MIFF is bookended by Australian features: opening night is Predestination (pictured top), a sci-fi police procedural twisted around the notion of time-travel and culpability from Queensland siblings the Spierig Brothers (Undead, Daybreakers) which stars Ethan Hawke, Noah Taylor and Sarah Snook. Closing night is a more traditional tale of law enforcement and corruption, with Felony (read our review), the contemporary story of a police cover-up directed by Matthew Saville (Noise) and written by and starring Joel Edgerton, alongside Tom Wilkinson and Melissa George.

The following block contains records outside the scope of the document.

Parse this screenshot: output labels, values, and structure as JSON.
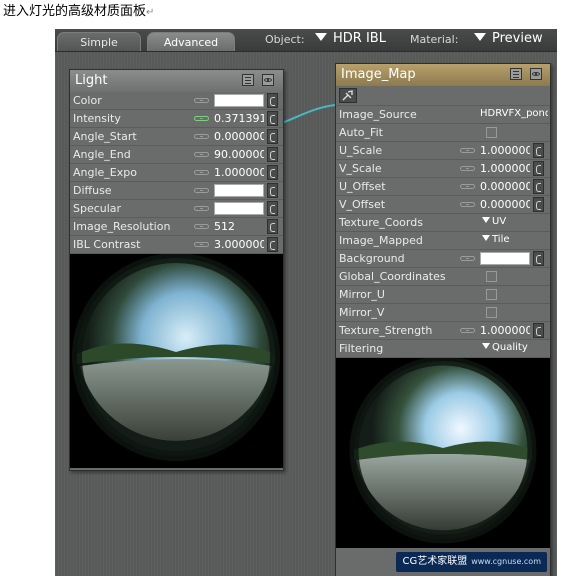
{
  "caption": "进入灯光的高级材质面板",
  "topbar": {
    "tabs": [
      {
        "label": "Simple"
      },
      {
        "label": "Advanced"
      }
    ],
    "object_label": "Object:",
    "object_value": "HDR IBL",
    "material_label": "Material:",
    "material_value": "Preview"
  },
  "light_panel": {
    "title": "Light",
    "rows": [
      {
        "label": "Color",
        "type": "color",
        "color": "#ffffff"
      },
      {
        "label": "Intensity",
        "type": "number",
        "value": "0.371391",
        "keyed": true
      },
      {
        "label": "Angle_Start",
        "type": "number",
        "value": "0.000000"
      },
      {
        "label": "Angle_End",
        "type": "number",
        "value": "90.000000"
      },
      {
        "label": "Angle_Expo",
        "type": "number",
        "value": "1.000000"
      },
      {
        "label": "Diffuse",
        "type": "color",
        "color": "#ffffff"
      },
      {
        "label": "Specular",
        "type": "color",
        "color": "#ffffff"
      },
      {
        "label": "Image_Resolution",
        "type": "number",
        "value": "512"
      },
      {
        "label": "IBL Contrast",
        "type": "number",
        "value": "3.000000"
      }
    ]
  },
  "image_map_panel": {
    "title": "Image_Map",
    "rows": [
      {
        "label": "Image_Source",
        "type": "text",
        "value": "HDRVFX_pond"
      },
      {
        "label": "Auto_Fit",
        "type": "checkbox"
      },
      {
        "label": "U_Scale",
        "type": "number",
        "value": "1.000000"
      },
      {
        "label": "V_Scale",
        "type": "number",
        "value": "1.000000"
      },
      {
        "label": "U_Offset",
        "type": "number",
        "value": "0.000000"
      },
      {
        "label": "V_Offset",
        "type": "number",
        "value": "0.000000"
      },
      {
        "label": "Texture_Coords",
        "type": "dropdown",
        "value": "UV"
      },
      {
        "label": "Image_Mapped",
        "type": "dropdown",
        "value": "Tile"
      },
      {
        "label": "Background",
        "type": "color",
        "color": "#ffffff"
      },
      {
        "label": "Global_Coordinates",
        "type": "checkbox"
      },
      {
        "label": "Mirror_U",
        "type": "checkbox"
      },
      {
        "label": "Mirror_V",
        "type": "checkbox"
      },
      {
        "label": "Texture_Strength",
        "type": "number",
        "value": "1.000000"
      },
      {
        "label": "Filtering",
        "type": "dropdown",
        "value": "Quality"
      }
    ]
  },
  "icons": [
    "list-icon",
    "eye-icon",
    "keyframe-icon",
    "spin-icon",
    "node-plug-icon"
  ],
  "colors": {
    "imap_header": "#a8925f",
    "connector": "#49b6c4",
    "accent_key": "#7fd07a"
  },
  "watermark": {
    "text": "CG艺术家联盟",
    "url": "www.cgnuse.com"
  }
}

On first pass the MIFF program has new works from prominent names, many sourced from the recent European festival circuit. There is Two Days, One Night (read our review), where Jean-Pierre and Luc Dardenne direct Marion Cotillard in the story of a woman trying to save her job; a pair of features from Canadian enfant terrible Xavier Dolan, Mommy (read our review) and Tom at the Farm; Swedish filmmaker Lukas Moodysson returning to the adolescent energy of his early work with We Are the Best! (read our review); and Kelly Reichardt’s Night Moves, the story of three budding environmental terrorists, played by Jesse Eisenberg, Dakota Fanning and Peter Sarsgaard.

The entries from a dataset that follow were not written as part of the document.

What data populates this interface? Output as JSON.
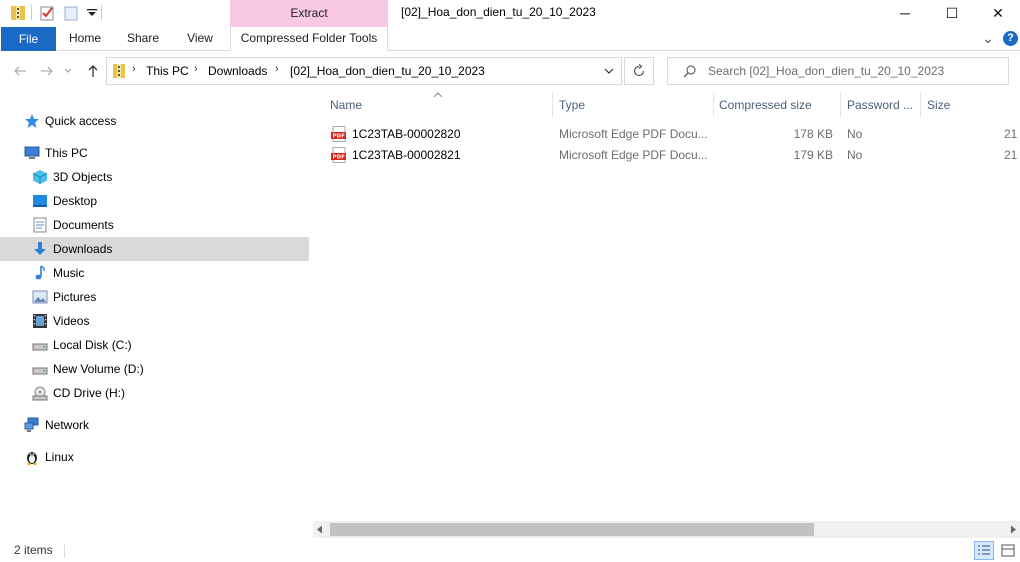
{
  "window": {
    "title": "[02]_Hoa_don_dien_tu_20_10_2023",
    "contextual_group": "Extract",
    "minimize_glyph": "─",
    "maximize_glyph": "☐",
    "close_glyph": "✕"
  },
  "ribbon": {
    "tabs": [
      {
        "label": "File"
      },
      {
        "label": "Home"
      },
      {
        "label": "Share"
      },
      {
        "label": "View"
      },
      {
        "label": "Compressed Folder Tools"
      }
    ],
    "collapse_glyph": "⌄",
    "help_glyph": "?"
  },
  "address": {
    "crumbs": [
      "This PC",
      "Downloads",
      "[02]_Hoa_don_dien_tu_20_10_2023"
    ],
    "search_placeholder": "Search [02]_Hoa_don_dien_tu_20_10_2023"
  },
  "nav": {
    "items": [
      {
        "label": "Quick access",
        "icon": "star-icon"
      },
      {
        "label": "This PC",
        "icon": "computer-icon"
      },
      {
        "label": "3D Objects",
        "icon": "cube-icon"
      },
      {
        "label": "Desktop",
        "icon": "desktop-icon"
      },
      {
        "label": "Documents",
        "icon": "documents-icon"
      },
      {
        "label": "Downloads",
        "icon": "download-arrow-icon",
        "selected": true
      },
      {
        "label": "Music",
        "icon": "music-note-icon"
      },
      {
        "label": "Pictures",
        "icon": "pictures-icon"
      },
      {
        "label": "Videos",
        "icon": "film-icon"
      },
      {
        "label": "Local Disk (C:)",
        "icon": "drive-icon"
      },
      {
        "label": "New Volume (D:)",
        "icon": "drive-icon"
      },
      {
        "label": "CD Drive (H:)",
        "icon": "cd-drive-icon"
      },
      {
        "label": "Network",
        "icon": "network-icon"
      },
      {
        "label": "Linux",
        "icon": "penguin-icon"
      }
    ]
  },
  "columns": {
    "name": "Name",
    "type": "Type",
    "compressed_size": "Compressed size",
    "password": "Password ...",
    "size": "Size"
  },
  "files": [
    {
      "name": "1C23TAB-00002820",
      "type": "Microsoft Edge PDF Docu...",
      "compressed_size": "178 KB",
      "password": "No",
      "size_clip": "21",
      "icon": "pdf-icon"
    },
    {
      "name": "1C23TAB-00002821",
      "type": "Microsoft Edge PDF Docu...",
      "compressed_size": "179 KB",
      "password": "No",
      "size_clip": "21",
      "icon": "pdf-icon"
    }
  ],
  "status": {
    "count": "2 items"
  },
  "colors": {
    "file_tab": "#1a69c4",
    "context_tab": "#f8c8e4",
    "selection": "#d9d9d9",
    "header_text": "#4c607a"
  }
}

Other top-line titles include Welcome to New York, a revitalised Abel Ferrara’s fictionalised take on the arrest of Dominique Strauss-Kahn starring Gerard Depardieu; both parts – Her and Him – of Ned Benson’s ambitious attempt to describe a relationship’s trajectory with Jessica Chastain and James McAvoy in The Disappearance of Eleanor Rigby (read our interview), while proving that there were no hard feelings, Ken Loach, who in 2009 pulled Looking For Eric from MIFF over a dispute over inviting movies that had funding from the Israeli government, returns with the Irish historic drama Jimmy’s Hall (watch scene clips).

But MIFF gains from its breadth, the individual strands and curated sections that diverge from the usual festival fare. Accent on Asia includes the Chinese thriller Black Coal, Thin Ice (read our review/watch interview) from Diao Yinan; Filipino filmmaker Lav Diaz’s Norte, the End of History; there’s a belated appearance for the longer cut of Wong Kar-Wai’s martial arts epic The Grandmaster (read our review);and two films from revered Taiwanese filmmaker Tsai Ming-liang: his new feature Stray Dogs and the truncated, contemplative Journey to the West, which extends just 14 shots over 56 minutes.

The Backbeat music stream has documentaries on Nick Cave, with Ian Forsyth and Jane Pollard’s 20,000 Days on Earth (read our review/read our interview), and the reformed Pulp, with Florian Habricht’s Pulp: A Film About Life, Death & Supermarkets (watch our interview), while underemployed comic Mike Myers gets behind the camera with Supermensch: The Legend of Shep Gordon, which documents one of the leading band managers of the 1970s. A notable dramatic inclusion is the Hendrix in London biopic Jimi: All is By My Side (read our review), from 12 Years a Slave writer John Ridley.

The Night Shift section caters to genre fans with a taste for the extreme, with a debut for the remake from Jon Hewitt (Acolytes, X) of the 1982 Australian exploitation classic Turkey Shoot and the New Zealand vampire comedy, What We Do in the Shadows (read our interview), which is another collaboration between Flight of the Conchords’ Jemaine Clement and Boy director Taika Waititi. The valuable Next Gen stream, for younger viewers, has the new Jean-Pierre Jeunet film, The Young and Prodigious TS Spivet.

Other strands include a tribute to ionic French actor Jean-Pierre Leaud, the contemporary documentaries of India in Flux: Living Resistance and A Perfect Midnight: Haunted Hong Kong, whose horror titles span from the 1960s to present day. There are still other corners of the program to be discovered because, as ever, MIFF rewards the deep dive.

For further MIFF details see Tickets go on sale Friday 11 July, with MIFF running from Thursday 31 July to Sunday 17 August.